Killing Nursing Wolf Mothers on National Preserve Lands Now Legal
Your vote can save lives. In 2019, the Trump administration began dismantling restrictions “forbidding such things as killing mothers with babies, shooting swimming caribou from boats, and using dogs to hunt bears.”
Aside from nursing wolf mothers, female bears hibernating with their cubs can also be killed.
When wold hunting season opened in Alaska on August 1, it became legal in many national preserves for hunters to kill nursing mothers in dens with their pups. In October, when black bear hunting season begins, females settling down for hibernation with cubs can be targeted in portions of Denali National Preserve and Gates of the Arctic National Preserve. And in spring, when cubs and their mothers emerge, they too will be legal game.
The new rule, announced this week by the National Park Service and shared in the Federal Register, would allow for the hunting of black bears – including sows and cubs – at their den sites, while also giving hunters the option of using bait, artificial lights and hunting dogs.
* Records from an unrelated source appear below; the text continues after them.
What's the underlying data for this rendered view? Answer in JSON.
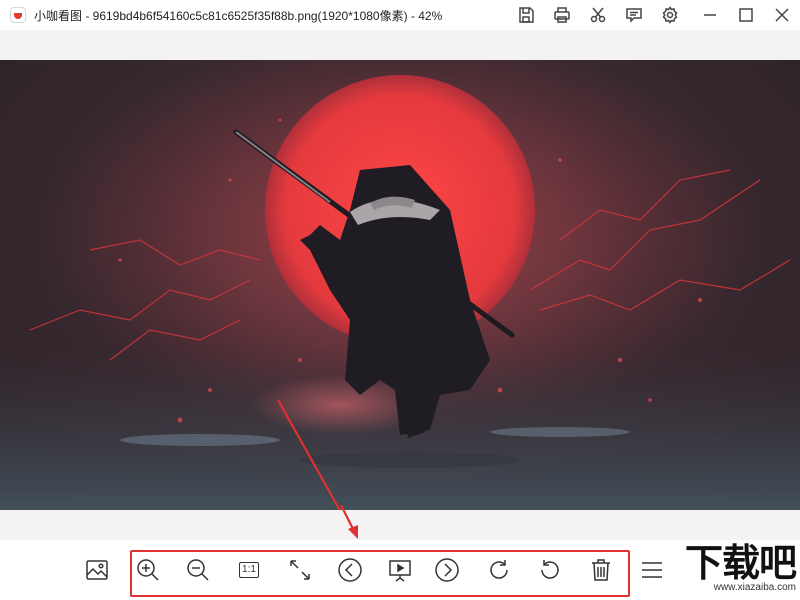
{
  "window": {
    "title": "小咖看图 - 9619bd4b6f54160c5c81c6525f35f88b.png(1920*1080像素) - 42%",
    "icons": [
      "save-icon",
      "print-icon",
      "cut-icon",
      "comment-icon",
      "gear-icon",
      "minimize-icon",
      "maximize-icon",
      "close-icon"
    ]
  },
  "toolbar": {
    "tools": [
      {
        "name": "image-thumbnail-icon"
      },
      {
        "name": "zoom-in-icon"
      },
      {
        "name": "zoom-out-icon"
      },
      {
        "name": "actual-size-icon",
        "label": "1:1"
      },
      {
        "name": "fit-window-icon"
      },
      {
        "name": "previous-icon"
      },
      {
        "name": "slideshow-icon"
      },
      {
        "name": "next-icon"
      },
      {
        "name": "rotate-right-icon"
      },
      {
        "name": "rotate-left-icon"
      },
      {
        "name": "delete-icon"
      },
      {
        "name": "menu-icon"
      }
    ],
    "highlight_color": "#e03030"
  },
  "annotation": {
    "arrow_color": "#e03030"
  },
  "watermark": {
    "main": "下载吧",
    "sub": "www.xiazaiba.com"
  }
}
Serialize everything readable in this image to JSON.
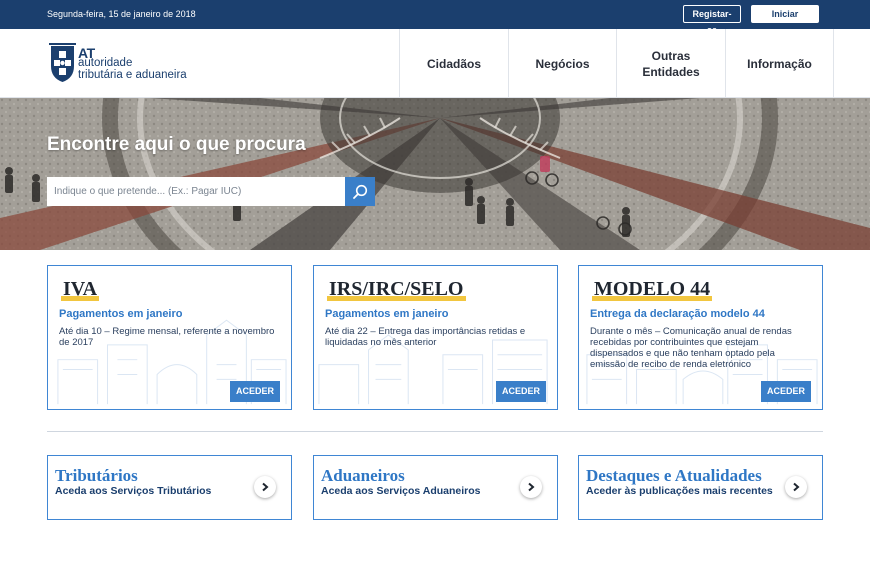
{
  "topbar": {
    "date": "Segunda-feira, 15 de janeiro de 2018",
    "register": "Registar-se",
    "login": "Iniciar Sessão"
  },
  "logo": {
    "at": "AT",
    "line1": "autoridade",
    "line2": "tributária e aduaneira"
  },
  "nav": {
    "item1": "Cidadãos",
    "item2": "Negócios",
    "item3_line1": "Outras",
    "item3_line2": "Entidades",
    "item4": "Informação"
  },
  "hero": {
    "title": "Encontre aqui o que procura",
    "search_placeholder": "Indique o que pretende... (Ex.: Pagar IUC)",
    "search_icon": "search-icon"
  },
  "cards": [
    {
      "title": "IVA",
      "subtitle": "Pagamentos em janeiro",
      "text": "Até dia 10 – Regime mensal, referente a novembro de 2017",
      "button": "ACEDER"
    },
    {
      "title": "IRS/IRC/SELO",
      "subtitle": "Pagamentos em janeiro",
      "text": "Até dia 22 – Entrega das importâncias retidas e liquidadas no mês anterior",
      "button": "ACEDER"
    },
    {
      "title": "MODELO 44",
      "subtitle": "Entrega da declaração modelo 44",
      "text": "Durante o mês – Comunicação anual de rendas recebidas por contribuintes que estejam dispensados e que não tenham optado pela emissão de recibo de renda eletrónico",
      "button": "ACEDER"
    }
  ],
  "links": [
    {
      "title": "Tributários",
      "subtitle": "Aceda aos Serviços Tributários"
    },
    {
      "title": "Aduaneiros",
      "subtitle": "Aceda aos Serviços Aduaneiros"
    },
    {
      "title": "Destaques e Atualidades",
      "subtitle": "Aceder às publicações mais recentes"
    }
  ],
  "colors": {
    "topbar": "#1b3f6e",
    "accent": "#3a7fc9",
    "card_border": "#3f86d4",
    "title_underline": "#f2c63f"
  }
}
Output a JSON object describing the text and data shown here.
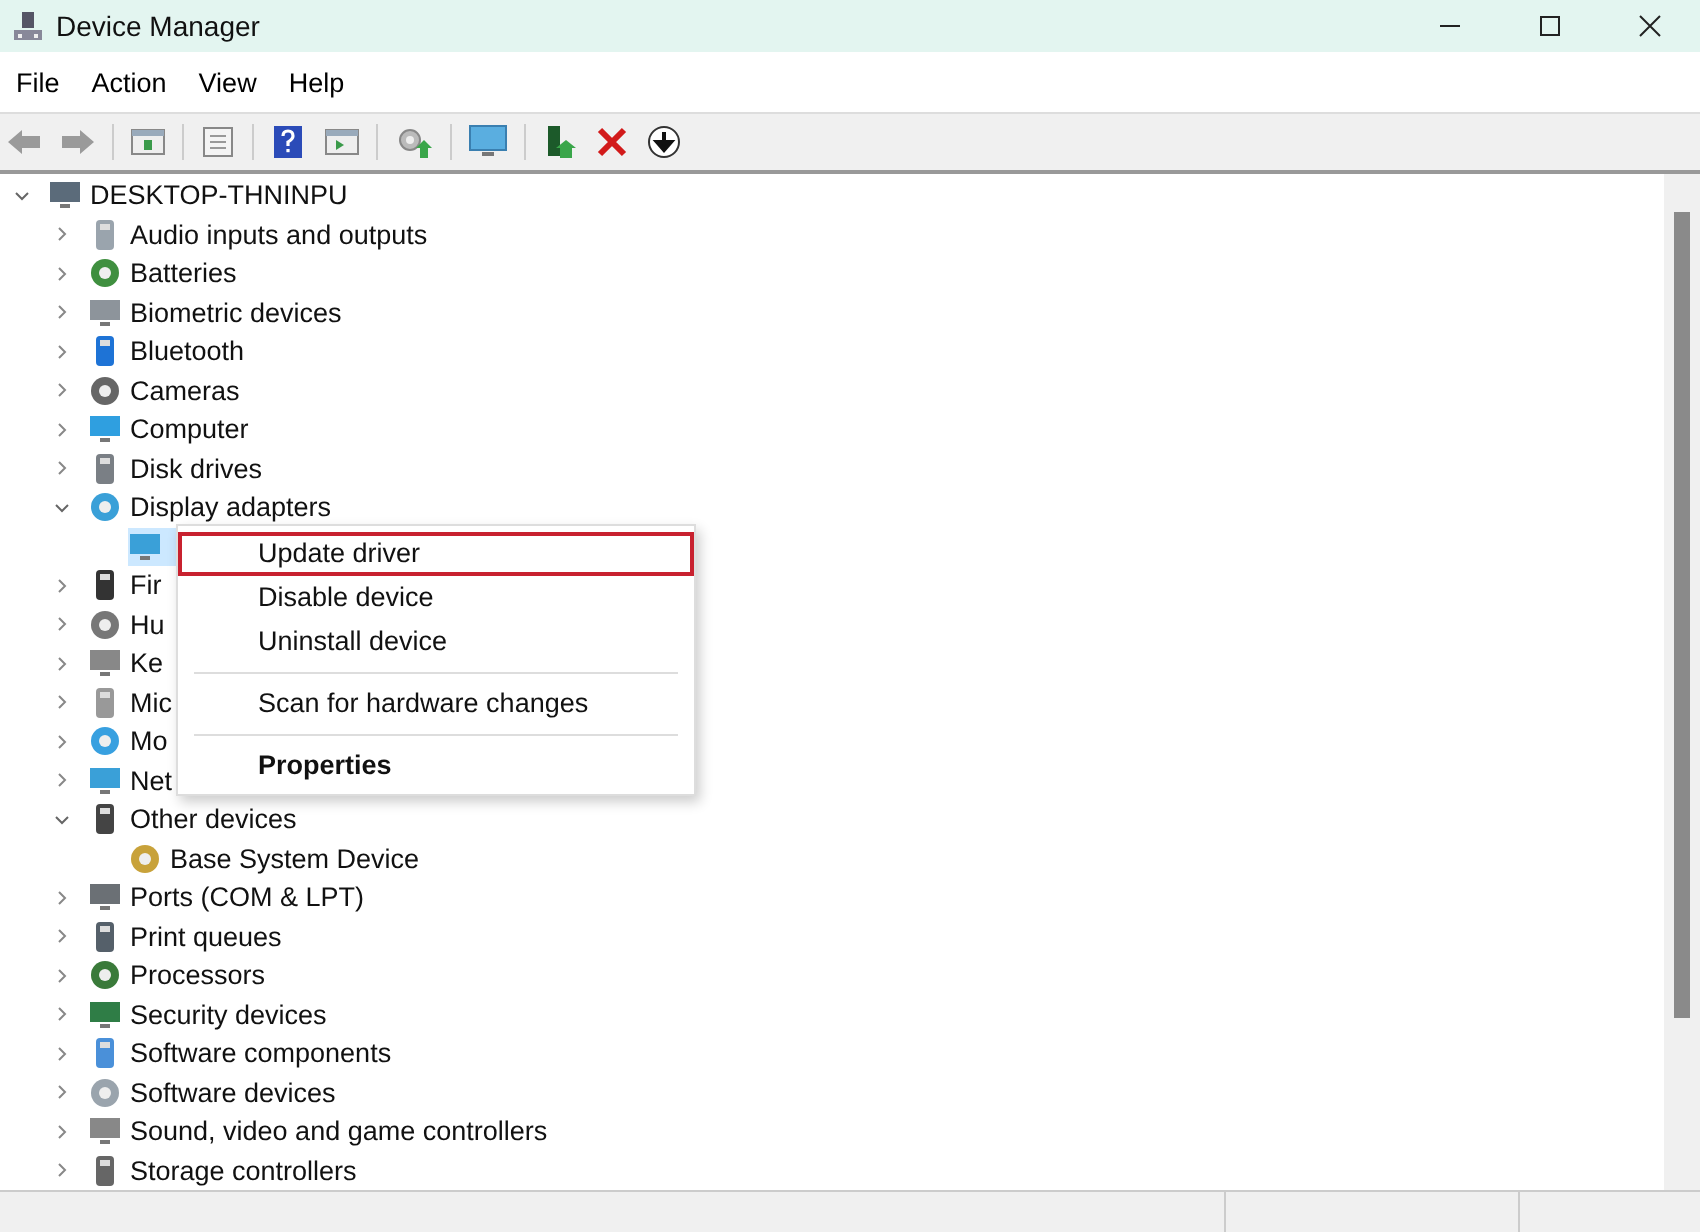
{
  "window": {
    "title": "Device Manager"
  },
  "menu": [
    "File",
    "Action",
    "View",
    "Help"
  ],
  "tree": {
    "label": "DESKTOP-THNINPU",
    "expanded": true,
    "selected": false,
    "children": [
      {
        "label": "Audio inputs and outputs",
        "expanded": false,
        "selected": false
      },
      {
        "label": "Batteries",
        "expanded": false,
        "selected": false
      },
      {
        "label": "Biometric devices",
        "expanded": false,
        "selected": false
      },
      {
        "label": "Bluetooth",
        "expanded": false,
        "selected": false
      },
      {
        "label": "Cameras",
        "expanded": false,
        "selected": false
      },
      {
        "label": "Computer",
        "expanded": false,
        "selected": false
      },
      {
        "label": "Disk drives",
        "expanded": false,
        "selected": false
      },
      {
        "label": "Display adapters",
        "expanded": true,
        "selected": false,
        "children": [
          {
            "selected": true
          }
        ]
      },
      {
        "label": "Fir",
        "expanded": false,
        "selected": false
      },
      {
        "label": "Hu",
        "expanded": false,
        "selected": false
      },
      {
        "label": "Ke",
        "expanded": false,
        "selected": false
      },
      {
        "label": "Mic",
        "expanded": false,
        "selected": false
      },
      {
        "label": "Mo",
        "expanded": false,
        "selected": false
      },
      {
        "label": "Net",
        "expanded": false,
        "selected": false
      },
      {
        "label": "Other devices",
        "expanded": true,
        "selected": false,
        "children": [
          {
            "label": "Base System Device",
            "selected": false
          }
        ]
      },
      {
        "label": "Ports (COM & LPT)",
        "expanded": false,
        "selected": false
      },
      {
        "label": "Print queues",
        "expanded": false,
        "selected": false
      },
      {
        "label": "Processors",
        "expanded": false,
        "selected": false
      },
      {
        "label": "Security devices",
        "expanded": false,
        "selected": false
      },
      {
        "label": "Software components",
        "expanded": false,
        "selected": false
      },
      {
        "label": "Software devices",
        "expanded": false,
        "selected": false
      },
      {
        "label": "Sound, video and game controllers",
        "expanded": false,
        "selected": false
      },
      {
        "label": "Storage controllers",
        "expanded": false,
        "selected": false
      }
    ]
  },
  "context_menu": [
    {
      "kind": "item",
      "label": "Update driver",
      "highlighted": true,
      "bold": false
    },
    {
      "kind": "item",
      "label": "Disable device",
      "highlighted": false,
      "bold": false
    },
    {
      "kind": "item",
      "label": "Uninstall device",
      "highlighted": false,
      "bold": false
    },
    {
      "kind": "separator"
    },
    {
      "kind": "item",
      "label": "Scan for hardware changes",
      "highlighted": false,
      "bold": false
    },
    {
      "kind": "separator"
    },
    {
      "kind": "item",
      "label": "Properties",
      "highlighted": false,
      "bold": true
    }
  ]
}
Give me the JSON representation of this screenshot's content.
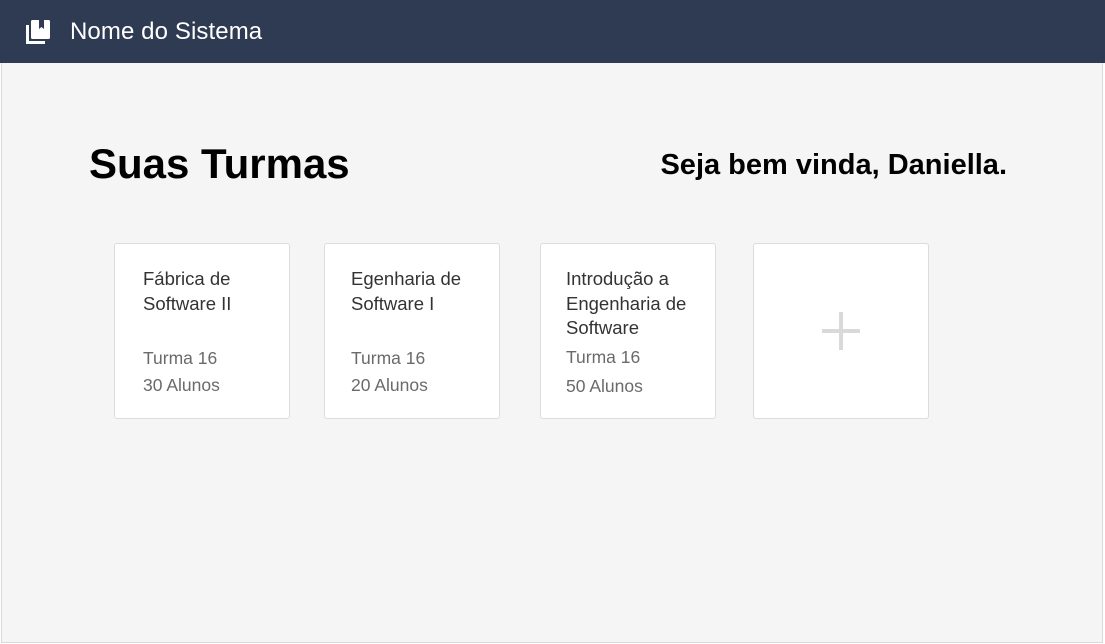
{
  "header": {
    "brand_icon": "book-library-icon",
    "title": "Nome do Sistema",
    "background": "#2f3a53"
  },
  "main": {
    "title": "Suas Turmas",
    "welcome": "Seja bem vinda, Daniella."
  },
  "courses": [
    {
      "name": "Fábrica de Software II",
      "class": "Turma 16",
      "students": "30 Alunos"
    },
    {
      "name": "Egenharia de Software I",
      "class": "Turma 16",
      "students": "20 Alunos"
    },
    {
      "name": "Introdução a Engenharia de Software",
      "class": "Turma 16",
      "students": "50 Alunos"
    }
  ],
  "add_course": {
    "icon": "plus-icon",
    "color": "#d9d9d9"
  }
}
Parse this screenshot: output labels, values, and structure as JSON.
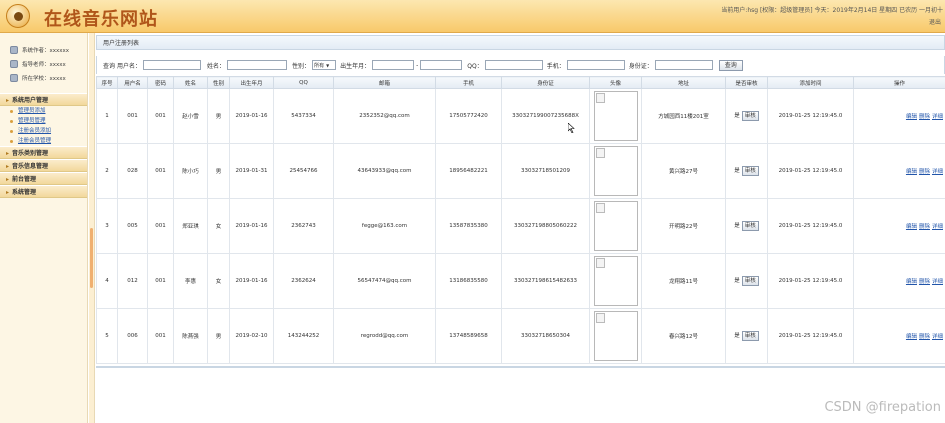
{
  "header": {
    "site_title": "在线音乐网站",
    "user_info": "当前用户:hsg [权限：超级管理员] 今天：2019年2月14日 星期四 已农历 一月初十",
    "logout": "退出"
  },
  "sidebar": {
    "info": [
      {
        "label": "系统作者：xxxxxx",
        "icon": "author-icon"
      },
      {
        "label": "指导老师：xxxxx",
        "icon": "teacher-icon"
      },
      {
        "label": "所在学校：xxxxx",
        "icon": "school-icon"
      }
    ],
    "groups": [
      {
        "label": "系统用户管理",
        "items": [
          "管理员添加",
          "管理员管理",
          "注册会员添加",
          "注册会员管理"
        ]
      },
      {
        "label": "音乐类别管理",
        "items": []
      },
      {
        "label": "音乐信息管理",
        "items": []
      },
      {
        "label": "前台管理",
        "items": []
      },
      {
        "label": "系统管理",
        "items": []
      }
    ]
  },
  "main": {
    "panel_title": "用户注册列表",
    "search": {
      "prefix": "查询",
      "username_label": "用户名：",
      "name_label": "姓名：",
      "gender_label": "性别：",
      "gender_value": "所有",
      "birth_label": "出生年月：",
      "birth_sep": "-",
      "qq_label": "QQ：",
      "phone_label": "手机：",
      "idcard_label": "身份证：",
      "submit_label": "查询"
    },
    "columns": [
      "序号",
      "用户名",
      "密码",
      "姓名",
      "性别",
      "出生年月",
      "QQ",
      "邮箱",
      "手机",
      "身份证",
      "头像",
      "地址",
      "是否审核",
      "添加时间",
      "操作"
    ],
    "rows": [
      {
        "no": "1",
        "username": "001",
        "password": "001",
        "name": "赵小雪",
        "gender": "男",
        "birth": "2019-01-16",
        "qq": "5437334",
        "email": "2352352@qq.com",
        "phone": "17505772420",
        "idcard": "330327199007235688X",
        "address": "方城园西11楼201室",
        "audit": "是",
        "audit_btn": "审核",
        "added": "2019-01-25 12:19:45.0",
        "ops": [
          "编辑",
          "删除",
          "详细"
        ]
      },
      {
        "no": "2",
        "username": "028",
        "password": "001",
        "name": "陈小巧",
        "gender": "男",
        "birth": "2019-01-31",
        "qq": "25454766",
        "email": "43643933@qq.com",
        "phone": "18956482221",
        "idcard": "33032718501209",
        "address": "黄兴路27号",
        "audit": "是",
        "audit_btn": "审核",
        "added": "2019-01-25 12:19:45.0",
        "ops": [
          "编辑",
          "删除",
          "详细"
        ]
      },
      {
        "no": "3",
        "username": "005",
        "password": "001",
        "name": "郑亚琪",
        "gender": "女",
        "birth": "2019-01-16",
        "qq": "2362743",
        "email": "fegge@163.com",
        "phone": "13587835380",
        "idcard": "330327198805060222",
        "address": "开明路22号",
        "audit": "是",
        "audit_btn": "审核",
        "added": "2019-01-25 12:19:45.0",
        "ops": [
          "编辑",
          "删除",
          "详细"
        ]
      },
      {
        "no": "4",
        "username": "012",
        "password": "001",
        "name": "李惠",
        "gender": "女",
        "birth": "2019-01-16",
        "qq": "2362624",
        "email": "56547474@qq.com",
        "phone": "13186835580",
        "idcard": "330327198615482633",
        "address": "龙翔路11号",
        "audit": "是",
        "audit_btn": "审核",
        "added": "2019-01-25 12:19:45.0",
        "ops": [
          "编辑",
          "删除",
          "详细"
        ]
      },
      {
        "no": "5",
        "username": "006",
        "password": "001",
        "name": "陈燕强",
        "gender": "男",
        "birth": "2019-02-10",
        "qq": "143244252",
        "email": "regrodd@qq.com",
        "phone": "13748589658",
        "idcard": "33032718650304",
        "address": "春兴路12号",
        "audit": "是",
        "audit_btn": "审核",
        "added": "2019-01-25 12:19:45.0",
        "ops": [
          "编辑",
          "删除",
          "详细"
        ]
      }
    ]
  },
  "watermark": "CSDN @firepation"
}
The more relaxed regulations also allow for the hunting of “wolves and coyotes (including pups) during the denning season,” and “taking swimming caribou” or “taking caribou from motorboats under power,” among other things.